◆ **Task prompt**
For every line below, output the text exactly and leave out images.

◆ **Items from an interface collection**
::::
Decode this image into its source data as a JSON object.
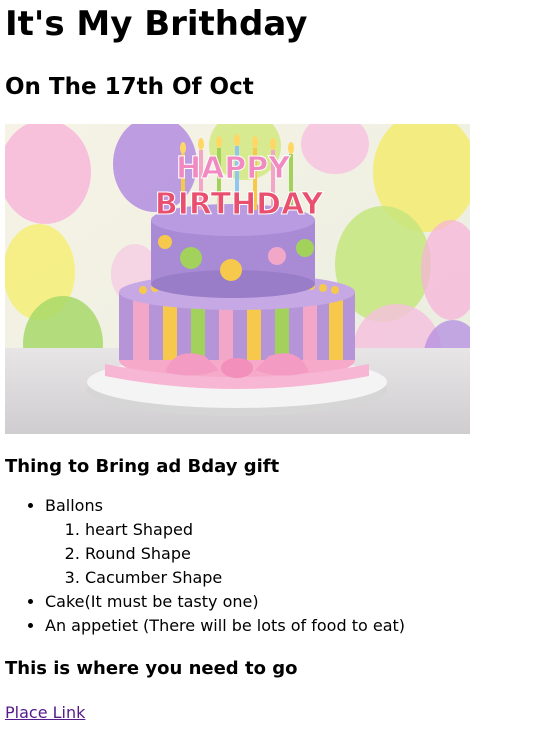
{
  "page": {
    "title": "It's My Brithday",
    "date_heading": "On The 17th Of Oct"
  },
  "image": {
    "cake_topper_text": "HAPPY BIRTHDAY",
    "colors": {
      "cake_purple": "#a98ad2",
      "cake_pink": "#f2a6c8",
      "cake_yellow": "#f4c84a",
      "cake_green": "#9fd05a",
      "plate": "#f1f1f1"
    }
  },
  "gifts": {
    "heading": "Thing to Bring ad Bday gift",
    "items": [
      {
        "label": "Ballons",
        "sub": [
          "heart Shaped",
          "Round Shape",
          "Cacumber Shape"
        ]
      },
      {
        "label": "Cake(It must be tasty one)"
      },
      {
        "label": "An appetiet (There will be lots of food to eat)"
      }
    ]
  },
  "location": {
    "heading": "This is where you need to go",
    "link_text": "Place Link"
  },
  "colors": {
    "link_visited": "#551a8b",
    "text": "#000000"
  }
}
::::
◆ **Task solution**
Decode this image into its source data as a JSON object.
{
  "page": {
    "title": "It's My Brithday",
    "date_heading": "On The 17th Of Oct"
  },
  "image": {
    "cake_topper_text": "HAPPY BIRTHDAY",
    "colors": {
      "cake_purple": "#a98ad2",
      "cake_pink": "#f2a6c8",
      "cake_yellow": "#f4c84a",
      "cake_green": "#9fd05a",
      "plate": "#f1f1f1"
    }
  },
  "gifts": {
    "heading": "Thing to Bring ad Bday gift",
    "items": [
      {
        "label": "Ballons",
        "sub": [
          "heart Shaped",
          "Round Shape",
          "Cacumber Shape"
        ]
      },
      {
        "label": "Cake(It must be tasty one)"
      },
      {
        "label": "An appetiet (There will be lots of food to eat)"
      }
    ]
  },
  "location": {
    "heading": "This is where you need to go",
    "link_text": "Place Link"
  },
  "colors": {
    "link_visited": "#551a8b",
    "text": "#000000"
  }
}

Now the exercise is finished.